<<<<

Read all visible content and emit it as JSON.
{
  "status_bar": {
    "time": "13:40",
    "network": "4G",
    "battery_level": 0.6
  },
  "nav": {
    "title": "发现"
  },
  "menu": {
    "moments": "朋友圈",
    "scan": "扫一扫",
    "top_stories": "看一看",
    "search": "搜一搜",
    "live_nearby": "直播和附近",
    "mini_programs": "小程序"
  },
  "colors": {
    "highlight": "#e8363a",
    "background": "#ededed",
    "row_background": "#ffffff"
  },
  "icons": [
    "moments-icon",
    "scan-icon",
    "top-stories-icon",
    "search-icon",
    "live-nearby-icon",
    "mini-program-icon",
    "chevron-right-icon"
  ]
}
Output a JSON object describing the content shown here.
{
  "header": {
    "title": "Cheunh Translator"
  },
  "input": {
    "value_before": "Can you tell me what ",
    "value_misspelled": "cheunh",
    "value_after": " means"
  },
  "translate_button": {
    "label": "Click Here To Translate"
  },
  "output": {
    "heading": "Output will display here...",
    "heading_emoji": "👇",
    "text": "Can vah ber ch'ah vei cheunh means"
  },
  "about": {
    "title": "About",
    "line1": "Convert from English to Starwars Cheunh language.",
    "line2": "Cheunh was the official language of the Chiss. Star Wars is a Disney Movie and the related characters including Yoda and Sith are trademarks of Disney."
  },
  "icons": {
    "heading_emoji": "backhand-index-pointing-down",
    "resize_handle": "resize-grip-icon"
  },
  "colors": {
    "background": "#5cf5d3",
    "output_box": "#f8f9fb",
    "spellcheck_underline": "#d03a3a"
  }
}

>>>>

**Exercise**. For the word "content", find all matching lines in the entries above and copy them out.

**Exercise output**.
Read all visible content and emit it as JSON.
Output a JSON object describing the content shown here.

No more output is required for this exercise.